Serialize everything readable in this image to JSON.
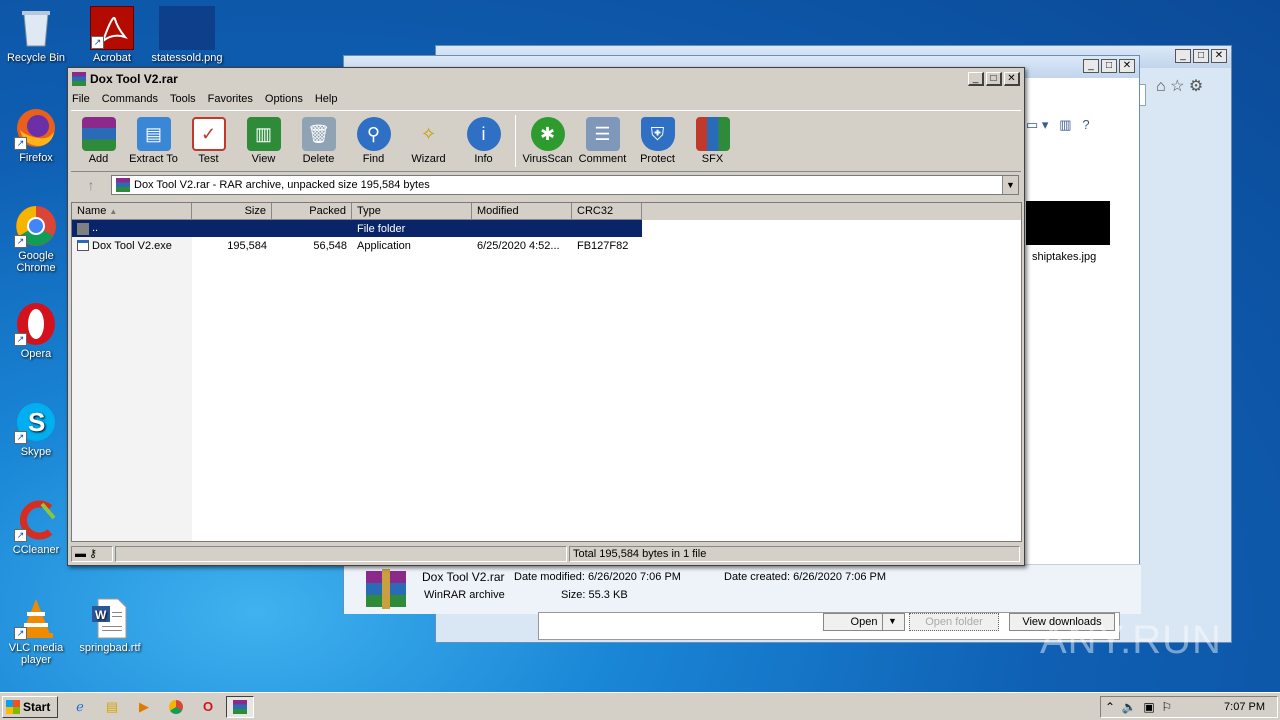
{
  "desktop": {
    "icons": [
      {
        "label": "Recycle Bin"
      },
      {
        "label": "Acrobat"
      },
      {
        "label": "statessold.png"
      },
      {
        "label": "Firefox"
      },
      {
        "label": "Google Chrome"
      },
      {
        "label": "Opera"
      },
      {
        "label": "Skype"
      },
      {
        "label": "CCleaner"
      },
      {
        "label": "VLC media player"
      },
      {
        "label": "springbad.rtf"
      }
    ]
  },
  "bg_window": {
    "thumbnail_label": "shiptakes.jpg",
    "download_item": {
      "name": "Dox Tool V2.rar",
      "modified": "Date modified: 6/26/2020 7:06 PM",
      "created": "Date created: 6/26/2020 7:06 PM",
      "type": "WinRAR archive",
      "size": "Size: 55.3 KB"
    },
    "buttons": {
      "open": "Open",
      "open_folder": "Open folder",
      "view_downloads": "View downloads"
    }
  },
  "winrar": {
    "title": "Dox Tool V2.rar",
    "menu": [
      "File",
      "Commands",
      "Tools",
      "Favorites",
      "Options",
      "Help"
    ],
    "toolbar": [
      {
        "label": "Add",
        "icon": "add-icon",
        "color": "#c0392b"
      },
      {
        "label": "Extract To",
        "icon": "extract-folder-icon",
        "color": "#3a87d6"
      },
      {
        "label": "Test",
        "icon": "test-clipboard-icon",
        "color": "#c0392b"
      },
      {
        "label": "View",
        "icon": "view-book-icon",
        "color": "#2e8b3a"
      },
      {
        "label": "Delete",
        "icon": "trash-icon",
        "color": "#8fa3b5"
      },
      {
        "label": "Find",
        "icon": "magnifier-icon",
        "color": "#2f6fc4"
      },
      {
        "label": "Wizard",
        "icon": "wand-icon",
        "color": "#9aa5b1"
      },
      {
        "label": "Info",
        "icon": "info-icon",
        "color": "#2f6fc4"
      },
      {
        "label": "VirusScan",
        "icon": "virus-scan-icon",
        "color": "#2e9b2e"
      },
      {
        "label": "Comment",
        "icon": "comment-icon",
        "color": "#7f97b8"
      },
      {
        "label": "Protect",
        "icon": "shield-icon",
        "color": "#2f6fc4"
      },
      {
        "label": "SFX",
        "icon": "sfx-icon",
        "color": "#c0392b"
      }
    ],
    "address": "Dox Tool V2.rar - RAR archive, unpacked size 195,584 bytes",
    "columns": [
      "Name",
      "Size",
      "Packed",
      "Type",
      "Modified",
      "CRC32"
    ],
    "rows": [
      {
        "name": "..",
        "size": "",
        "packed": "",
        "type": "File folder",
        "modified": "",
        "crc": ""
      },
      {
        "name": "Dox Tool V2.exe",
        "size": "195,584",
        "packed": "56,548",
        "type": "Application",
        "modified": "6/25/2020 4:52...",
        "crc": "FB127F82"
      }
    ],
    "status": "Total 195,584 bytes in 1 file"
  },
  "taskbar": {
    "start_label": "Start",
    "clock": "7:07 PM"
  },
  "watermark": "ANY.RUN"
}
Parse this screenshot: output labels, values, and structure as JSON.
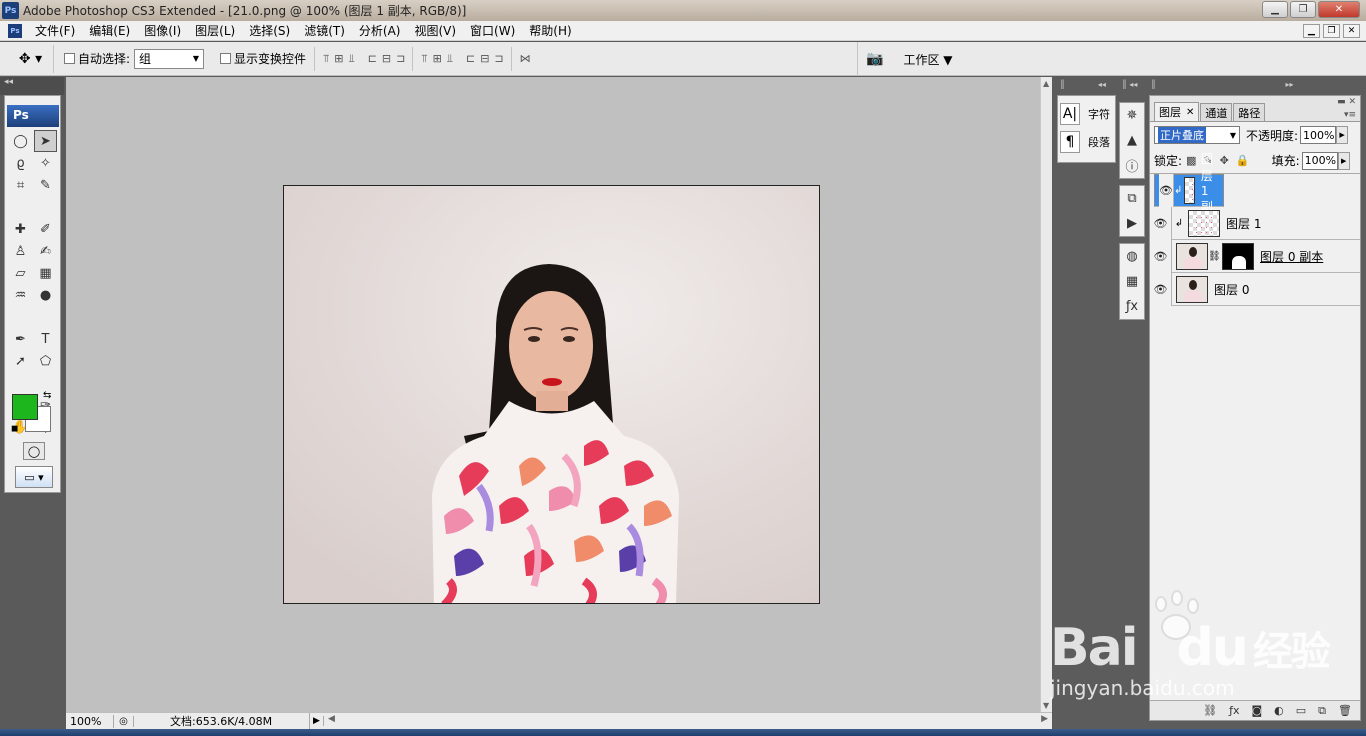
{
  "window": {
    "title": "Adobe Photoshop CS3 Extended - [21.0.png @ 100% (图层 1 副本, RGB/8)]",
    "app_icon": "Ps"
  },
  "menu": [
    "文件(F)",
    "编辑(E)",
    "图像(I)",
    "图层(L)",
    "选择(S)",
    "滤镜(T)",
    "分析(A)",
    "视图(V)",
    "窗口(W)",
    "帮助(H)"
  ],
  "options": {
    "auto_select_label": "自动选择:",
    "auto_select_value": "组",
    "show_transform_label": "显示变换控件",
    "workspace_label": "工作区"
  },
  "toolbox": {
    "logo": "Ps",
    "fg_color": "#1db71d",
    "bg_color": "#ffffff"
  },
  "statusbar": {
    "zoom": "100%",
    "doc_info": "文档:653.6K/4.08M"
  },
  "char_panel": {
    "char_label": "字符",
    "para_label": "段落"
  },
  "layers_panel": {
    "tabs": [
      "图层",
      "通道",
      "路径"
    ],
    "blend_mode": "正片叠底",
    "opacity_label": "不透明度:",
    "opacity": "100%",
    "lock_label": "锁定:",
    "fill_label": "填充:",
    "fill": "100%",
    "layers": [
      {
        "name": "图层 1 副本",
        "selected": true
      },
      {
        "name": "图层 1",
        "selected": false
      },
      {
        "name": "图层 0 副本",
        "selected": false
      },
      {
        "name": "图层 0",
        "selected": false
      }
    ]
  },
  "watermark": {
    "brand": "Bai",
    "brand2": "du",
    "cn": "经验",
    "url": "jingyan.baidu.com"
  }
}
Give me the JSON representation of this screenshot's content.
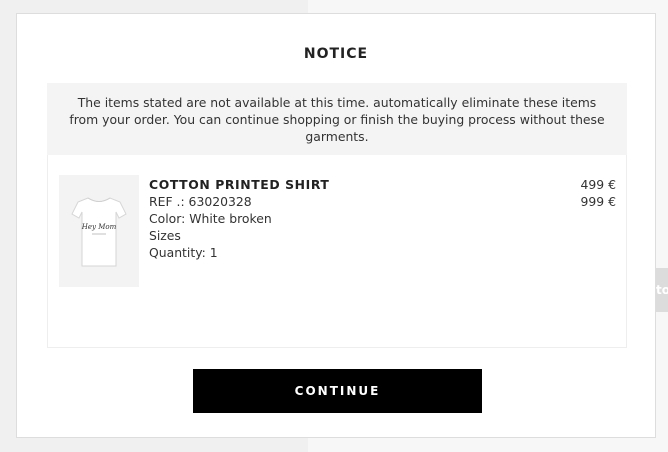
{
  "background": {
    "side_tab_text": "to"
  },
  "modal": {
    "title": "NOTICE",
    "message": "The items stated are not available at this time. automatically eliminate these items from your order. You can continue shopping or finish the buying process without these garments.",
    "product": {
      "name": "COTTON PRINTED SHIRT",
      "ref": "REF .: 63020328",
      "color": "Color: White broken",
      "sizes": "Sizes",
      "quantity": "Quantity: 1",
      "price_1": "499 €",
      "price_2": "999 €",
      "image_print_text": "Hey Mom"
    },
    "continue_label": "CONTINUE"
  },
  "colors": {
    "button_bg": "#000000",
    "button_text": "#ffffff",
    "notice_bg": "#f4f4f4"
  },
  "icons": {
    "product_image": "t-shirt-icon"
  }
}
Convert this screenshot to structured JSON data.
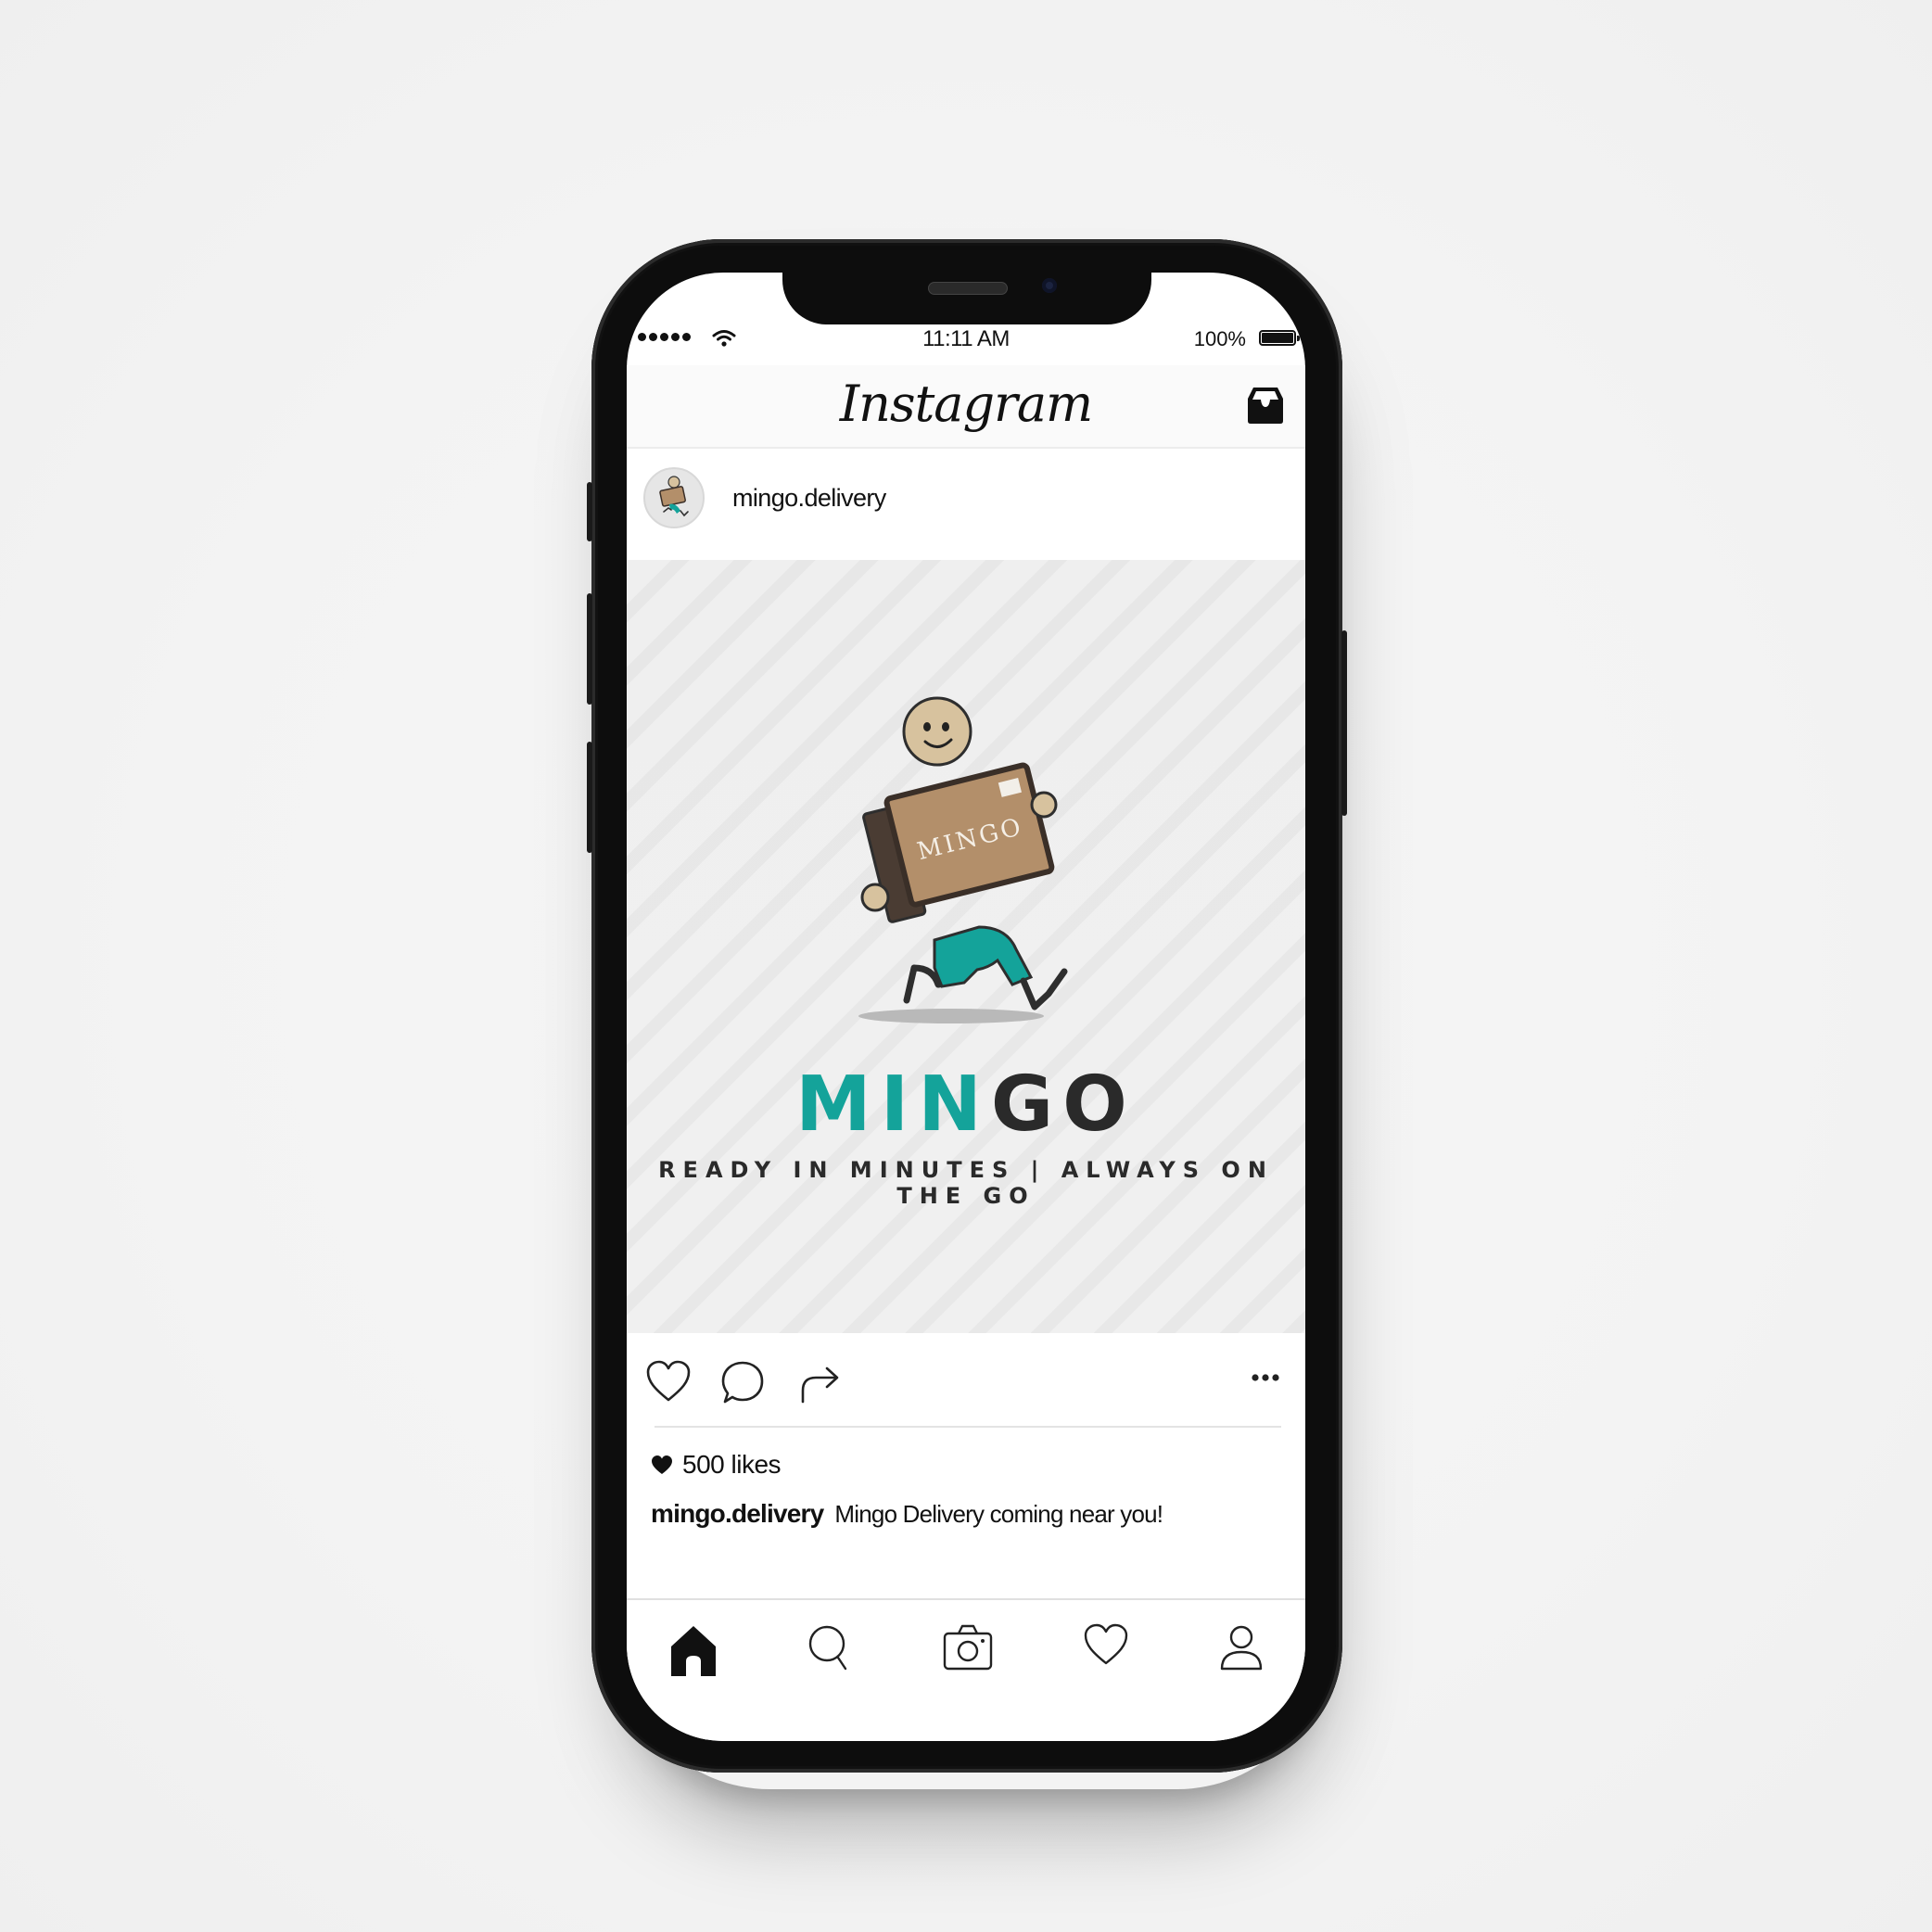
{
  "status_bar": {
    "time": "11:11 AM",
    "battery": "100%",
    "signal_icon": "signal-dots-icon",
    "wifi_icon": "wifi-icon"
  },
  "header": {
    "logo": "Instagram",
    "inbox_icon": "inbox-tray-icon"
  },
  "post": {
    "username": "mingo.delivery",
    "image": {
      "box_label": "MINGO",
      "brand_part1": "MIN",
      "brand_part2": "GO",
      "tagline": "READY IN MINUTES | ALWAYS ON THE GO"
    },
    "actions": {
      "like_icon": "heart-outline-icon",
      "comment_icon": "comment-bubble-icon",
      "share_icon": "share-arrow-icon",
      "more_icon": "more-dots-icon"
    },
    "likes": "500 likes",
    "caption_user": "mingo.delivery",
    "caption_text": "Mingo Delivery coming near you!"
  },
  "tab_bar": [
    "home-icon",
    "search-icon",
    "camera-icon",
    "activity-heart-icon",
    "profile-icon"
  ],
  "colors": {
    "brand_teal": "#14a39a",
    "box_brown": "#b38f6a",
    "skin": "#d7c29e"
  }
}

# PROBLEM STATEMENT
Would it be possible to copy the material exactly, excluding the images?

# WRITTEN SOLUTION
Serialize everything readable in this image to JSON.
{
  "desktop": {
    "icons": [
      {
        "label": "Recycle Bin"
      },
      {
        "label": "Acrobat"
      },
      {
        "label": "statessold.png"
      },
      {
        "label": "Firefox"
      },
      {
        "label": "Google Chrome"
      },
      {
        "label": "Opera"
      },
      {
        "label": "Skype"
      },
      {
        "label": "CCleaner"
      },
      {
        "label": "VLC media player"
      },
      {
        "label": "springbad.rtf"
      }
    ]
  },
  "bg_window": {
    "thumbnail_label": "shiptakes.jpg",
    "download_item": {
      "name": "Dox Tool V2.rar",
      "modified": "Date modified: 6/26/2020 7:06 PM",
      "created": "Date created: 6/26/2020 7:06 PM",
      "type": "WinRAR archive",
      "size": "Size: 55.3 KB"
    },
    "buttons": {
      "open": "Open",
      "open_folder": "Open folder",
      "view_downloads": "View downloads"
    }
  },
  "winrar": {
    "title": "Dox Tool V2.rar",
    "menu": [
      "File",
      "Commands",
      "Tools",
      "Favorites",
      "Options",
      "Help"
    ],
    "toolbar": [
      {
        "label": "Add",
        "icon": "add-icon",
        "color": "#c0392b"
      },
      {
        "label": "Extract To",
        "icon": "extract-folder-icon",
        "color": "#3a87d6"
      },
      {
        "label": "Test",
        "icon": "test-clipboard-icon",
        "color": "#c0392b"
      },
      {
        "label": "View",
        "icon": "view-book-icon",
        "color": "#2e8b3a"
      },
      {
        "label": "Delete",
        "icon": "trash-icon",
        "color": "#8fa3b5"
      },
      {
        "label": "Find",
        "icon": "magnifier-icon",
        "color": "#2f6fc4"
      },
      {
        "label": "Wizard",
        "icon": "wand-icon",
        "color": "#9aa5b1"
      },
      {
        "label": "Info",
        "icon": "info-icon",
        "color": "#2f6fc4"
      },
      {
        "label": "VirusScan",
        "icon": "virus-scan-icon",
        "color": "#2e9b2e"
      },
      {
        "label": "Comment",
        "icon": "comment-icon",
        "color": "#7f97b8"
      },
      {
        "label": "Protect",
        "icon": "shield-icon",
        "color": "#2f6fc4"
      },
      {
        "label": "SFX",
        "icon": "sfx-icon",
        "color": "#c0392b"
      }
    ],
    "address": "Dox Tool V2.rar - RAR archive, unpacked size 195,584 bytes",
    "columns": [
      "Name",
      "Size",
      "Packed",
      "Type",
      "Modified",
      "CRC32"
    ],
    "rows": [
      {
        "name": "..",
        "size": "",
        "packed": "",
        "type": "File folder",
        "modified": "",
        "crc": ""
      },
      {
        "name": "Dox Tool V2.exe",
        "size": "195,584",
        "packed": "56,548",
        "type": "Application",
        "modified": "6/25/2020 4:52...",
        "crc": "FB127F82"
      }
    ],
    "status": "Total 195,584 bytes in 1 file"
  },
  "taskbar": {
    "start_label": "Start",
    "clock": "7:07 PM"
  },
  "watermark": "ANY.RUN"
}
Parse this screenshot: output labels, values, and structure as JSON.
{
  "window": {
    "title": "Adobe Photoshop CS3 Extended - [21.0.png @ 100% (图层 1 副本, RGB/8)]",
    "app_icon": "Ps"
  },
  "menu": [
    "文件(F)",
    "编辑(E)",
    "图像(I)",
    "图层(L)",
    "选择(S)",
    "滤镜(T)",
    "分析(A)",
    "视图(V)",
    "窗口(W)",
    "帮助(H)"
  ],
  "options": {
    "auto_select_label": "自动选择:",
    "auto_select_value": "组",
    "show_transform_label": "显示变换控件",
    "workspace_label": "工作区"
  },
  "toolbox": {
    "logo": "Ps",
    "fg_color": "#1db71d",
    "bg_color": "#ffffff"
  },
  "statusbar": {
    "zoom": "100%",
    "doc_info": "文档:653.6K/4.08M"
  },
  "char_panel": {
    "char_label": "字符",
    "para_label": "段落"
  },
  "layers_panel": {
    "tabs": [
      "图层",
      "通道",
      "路径"
    ],
    "blend_mode": "正片叠底",
    "opacity_label": "不透明度:",
    "opacity": "100%",
    "lock_label": "锁定:",
    "fill_label": "填充:",
    "fill": "100%",
    "layers": [
      {
        "name": "图层 1 副本",
        "selected": true
      },
      {
        "name": "图层 1",
        "selected": false
      },
      {
        "name": "图层 0 副本",
        "selected": false
      },
      {
        "name": "图层 0",
        "selected": false
      }
    ]
  },
  "watermark": {
    "brand": "Bai",
    "brand2": "du",
    "cn": "经验",
    "url": "jingyan.baidu.com"
  }
}
Give me the JSON representation of this screenshot's content.
{
  "background": {
    "side_tab_text": "to"
  },
  "modal": {
    "title": "NOTICE",
    "message": "The items stated are not available at this time. automatically eliminate these items from your order. You can continue shopping or finish the buying process without these garments.",
    "product": {
      "name": "COTTON PRINTED SHIRT",
      "ref": "REF .: 63020328",
      "color": "Color: White broken",
      "sizes": "Sizes",
      "quantity": "Quantity: 1",
      "price_1": "499 €",
      "price_2": "999 €",
      "image_print_text": "Hey Mom"
    },
    "continue_label": "CONTINUE"
  },
  "colors": {
    "button_bg": "#000000",
    "button_text": "#ffffff",
    "notice_bg": "#f4f4f4"
  },
  "icons": {
    "product_image": "t-shirt-icon"
  }
}
Convert this screenshot to structured JSON data.
{
  "status_bar": {
    "time": "11:11 AM",
    "battery": "100%",
    "signal_icon": "signal-dots-icon",
    "wifi_icon": "wifi-icon"
  },
  "header": {
    "logo": "Instagram",
    "inbox_icon": "inbox-tray-icon"
  },
  "post": {
    "username": "mingo.delivery",
    "image": {
      "box_label": "MINGO",
      "brand_part1": "MIN",
      "brand_part2": "GO",
      "tagline": "READY IN MINUTES | ALWAYS ON THE GO"
    },
    "actions": {
      "like_icon": "heart-outline-icon",
      "comment_icon": "comment-bubble-icon",
      "share_icon": "share-arrow-icon",
      "more_icon": "more-dots-icon"
    },
    "likes": "500 likes",
    "caption_user": "mingo.delivery",
    "caption_text": "Mingo Delivery coming near you!"
  },
  "tab_bar": [
    "home-icon",
    "search-icon",
    "camera-icon",
    "activity-heart-icon",
    "profile-icon"
  ],
  "colors": {
    "brand_teal": "#14a39a",
    "box_brown": "#b38f6a",
    "skin": "#d7c29e"
  }
}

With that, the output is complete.